### EXERCISE
Return, from the listing below, each line where the word "JSON" appears.

- Opening Delimiter -

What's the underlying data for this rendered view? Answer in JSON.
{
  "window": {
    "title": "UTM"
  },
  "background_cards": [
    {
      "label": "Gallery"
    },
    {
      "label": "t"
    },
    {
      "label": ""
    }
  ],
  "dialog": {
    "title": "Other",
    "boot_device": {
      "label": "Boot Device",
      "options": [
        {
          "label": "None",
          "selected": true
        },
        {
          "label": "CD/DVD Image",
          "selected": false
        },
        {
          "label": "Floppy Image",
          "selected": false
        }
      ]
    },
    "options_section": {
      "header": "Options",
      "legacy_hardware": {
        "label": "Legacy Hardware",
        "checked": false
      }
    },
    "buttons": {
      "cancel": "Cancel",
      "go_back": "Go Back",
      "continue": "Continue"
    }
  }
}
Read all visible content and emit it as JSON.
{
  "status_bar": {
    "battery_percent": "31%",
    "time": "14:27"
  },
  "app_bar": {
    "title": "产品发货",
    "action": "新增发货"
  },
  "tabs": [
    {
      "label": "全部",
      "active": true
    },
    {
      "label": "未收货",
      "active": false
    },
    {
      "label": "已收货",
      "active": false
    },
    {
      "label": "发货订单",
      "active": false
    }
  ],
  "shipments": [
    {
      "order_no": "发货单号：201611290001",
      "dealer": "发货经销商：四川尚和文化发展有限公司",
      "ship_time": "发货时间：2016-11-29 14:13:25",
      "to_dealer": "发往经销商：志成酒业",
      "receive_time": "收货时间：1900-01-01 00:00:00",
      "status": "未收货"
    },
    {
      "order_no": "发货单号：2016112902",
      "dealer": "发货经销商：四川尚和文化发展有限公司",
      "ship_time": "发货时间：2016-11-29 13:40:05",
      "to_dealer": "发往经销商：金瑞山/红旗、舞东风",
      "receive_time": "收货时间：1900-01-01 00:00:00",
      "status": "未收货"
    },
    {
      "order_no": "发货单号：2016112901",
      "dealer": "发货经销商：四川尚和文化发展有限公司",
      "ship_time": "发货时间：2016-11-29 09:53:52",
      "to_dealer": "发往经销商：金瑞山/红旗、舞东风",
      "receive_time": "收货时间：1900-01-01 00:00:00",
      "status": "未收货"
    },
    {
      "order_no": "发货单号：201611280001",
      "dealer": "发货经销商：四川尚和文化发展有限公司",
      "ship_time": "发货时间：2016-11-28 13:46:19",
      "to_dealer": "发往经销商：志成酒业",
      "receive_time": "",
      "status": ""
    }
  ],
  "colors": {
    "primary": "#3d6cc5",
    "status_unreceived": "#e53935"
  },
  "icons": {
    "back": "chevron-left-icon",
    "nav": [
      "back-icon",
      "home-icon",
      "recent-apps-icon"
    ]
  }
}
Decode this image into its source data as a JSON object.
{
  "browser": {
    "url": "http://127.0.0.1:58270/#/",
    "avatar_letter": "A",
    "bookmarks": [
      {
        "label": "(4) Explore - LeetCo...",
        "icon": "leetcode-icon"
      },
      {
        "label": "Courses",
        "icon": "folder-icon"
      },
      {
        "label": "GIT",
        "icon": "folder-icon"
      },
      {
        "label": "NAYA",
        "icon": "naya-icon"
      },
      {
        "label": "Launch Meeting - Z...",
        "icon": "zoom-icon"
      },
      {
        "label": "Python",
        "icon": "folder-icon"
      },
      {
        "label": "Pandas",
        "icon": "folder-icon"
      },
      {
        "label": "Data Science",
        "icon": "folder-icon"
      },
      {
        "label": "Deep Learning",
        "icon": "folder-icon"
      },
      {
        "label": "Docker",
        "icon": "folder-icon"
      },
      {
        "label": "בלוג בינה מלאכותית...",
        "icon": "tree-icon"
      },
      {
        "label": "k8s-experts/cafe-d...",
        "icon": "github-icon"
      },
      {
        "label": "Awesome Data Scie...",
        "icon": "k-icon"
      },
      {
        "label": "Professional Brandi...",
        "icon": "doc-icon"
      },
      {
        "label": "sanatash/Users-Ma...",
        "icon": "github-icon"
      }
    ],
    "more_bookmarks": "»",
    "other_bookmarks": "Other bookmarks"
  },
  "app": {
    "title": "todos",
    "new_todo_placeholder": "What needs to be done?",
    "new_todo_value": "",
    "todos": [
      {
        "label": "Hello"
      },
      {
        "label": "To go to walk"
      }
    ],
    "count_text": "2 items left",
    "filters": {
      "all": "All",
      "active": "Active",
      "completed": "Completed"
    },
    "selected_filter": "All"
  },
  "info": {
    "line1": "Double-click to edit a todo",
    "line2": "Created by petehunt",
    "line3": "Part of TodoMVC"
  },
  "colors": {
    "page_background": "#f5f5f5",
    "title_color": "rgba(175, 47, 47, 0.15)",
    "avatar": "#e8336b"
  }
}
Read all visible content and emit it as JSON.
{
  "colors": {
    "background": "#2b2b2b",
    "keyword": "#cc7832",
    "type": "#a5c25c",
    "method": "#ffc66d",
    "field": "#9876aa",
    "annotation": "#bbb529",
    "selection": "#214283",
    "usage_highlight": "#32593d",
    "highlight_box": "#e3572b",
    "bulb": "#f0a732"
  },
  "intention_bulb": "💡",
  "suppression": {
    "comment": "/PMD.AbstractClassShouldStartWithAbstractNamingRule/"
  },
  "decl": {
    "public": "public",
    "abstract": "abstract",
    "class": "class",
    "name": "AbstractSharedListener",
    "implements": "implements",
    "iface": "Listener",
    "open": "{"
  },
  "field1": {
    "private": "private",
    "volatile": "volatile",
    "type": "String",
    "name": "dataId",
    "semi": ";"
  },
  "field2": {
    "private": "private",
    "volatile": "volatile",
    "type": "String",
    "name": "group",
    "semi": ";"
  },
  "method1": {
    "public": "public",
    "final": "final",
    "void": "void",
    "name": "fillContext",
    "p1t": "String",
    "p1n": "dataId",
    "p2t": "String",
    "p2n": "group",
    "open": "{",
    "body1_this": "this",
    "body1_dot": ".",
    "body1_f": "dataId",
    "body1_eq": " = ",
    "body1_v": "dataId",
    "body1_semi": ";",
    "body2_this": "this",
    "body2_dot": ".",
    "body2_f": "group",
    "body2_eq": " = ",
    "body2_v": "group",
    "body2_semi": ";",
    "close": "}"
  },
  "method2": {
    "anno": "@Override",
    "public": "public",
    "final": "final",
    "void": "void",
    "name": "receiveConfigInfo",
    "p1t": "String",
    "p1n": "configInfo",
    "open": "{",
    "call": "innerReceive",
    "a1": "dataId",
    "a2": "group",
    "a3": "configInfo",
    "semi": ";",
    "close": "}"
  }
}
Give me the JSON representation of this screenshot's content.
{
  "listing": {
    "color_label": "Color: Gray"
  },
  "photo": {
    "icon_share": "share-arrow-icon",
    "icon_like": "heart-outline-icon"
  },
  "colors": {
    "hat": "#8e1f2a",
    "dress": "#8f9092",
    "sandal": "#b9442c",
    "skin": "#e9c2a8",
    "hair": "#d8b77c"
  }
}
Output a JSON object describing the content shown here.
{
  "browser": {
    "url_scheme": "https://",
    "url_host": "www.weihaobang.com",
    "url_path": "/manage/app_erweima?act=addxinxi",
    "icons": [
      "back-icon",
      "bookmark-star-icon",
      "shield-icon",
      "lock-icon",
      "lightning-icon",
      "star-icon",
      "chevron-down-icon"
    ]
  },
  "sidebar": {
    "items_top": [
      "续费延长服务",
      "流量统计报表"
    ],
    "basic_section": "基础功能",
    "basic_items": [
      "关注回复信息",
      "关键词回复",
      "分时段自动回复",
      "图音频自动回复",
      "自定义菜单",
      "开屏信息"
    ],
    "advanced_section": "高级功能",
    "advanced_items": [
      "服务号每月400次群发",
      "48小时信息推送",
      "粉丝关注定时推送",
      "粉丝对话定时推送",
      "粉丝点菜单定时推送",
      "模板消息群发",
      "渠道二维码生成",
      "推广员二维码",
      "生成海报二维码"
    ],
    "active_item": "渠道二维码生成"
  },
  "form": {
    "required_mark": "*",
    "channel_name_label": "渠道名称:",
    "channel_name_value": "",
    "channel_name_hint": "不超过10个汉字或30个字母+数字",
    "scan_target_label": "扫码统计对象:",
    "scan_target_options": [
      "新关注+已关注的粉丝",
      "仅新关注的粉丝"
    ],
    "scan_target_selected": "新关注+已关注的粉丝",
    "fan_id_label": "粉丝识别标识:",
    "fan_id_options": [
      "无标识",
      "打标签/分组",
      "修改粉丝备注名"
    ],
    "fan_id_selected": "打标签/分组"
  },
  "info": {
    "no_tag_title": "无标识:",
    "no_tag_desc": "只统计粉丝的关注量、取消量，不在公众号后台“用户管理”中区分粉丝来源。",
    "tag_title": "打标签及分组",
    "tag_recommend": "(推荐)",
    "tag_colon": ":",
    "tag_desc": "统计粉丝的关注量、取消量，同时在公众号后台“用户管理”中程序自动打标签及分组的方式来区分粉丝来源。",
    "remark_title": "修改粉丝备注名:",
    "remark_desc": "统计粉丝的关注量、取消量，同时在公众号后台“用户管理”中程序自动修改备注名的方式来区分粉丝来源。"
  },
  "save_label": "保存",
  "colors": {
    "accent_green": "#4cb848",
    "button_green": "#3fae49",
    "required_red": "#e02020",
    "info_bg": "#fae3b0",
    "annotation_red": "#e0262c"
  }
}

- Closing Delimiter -

### ANSWER TO THE EXERCISE
What's the underlying data for this rendered view? Answer in JSON.
Read all visible content and emit it as JSON.
Decode this image into its source data as a JSON object.
Read all visible content and emit it as JSON.
Give me the JSON representation of this screenshot's content.
Output a JSON object describing the content shown here.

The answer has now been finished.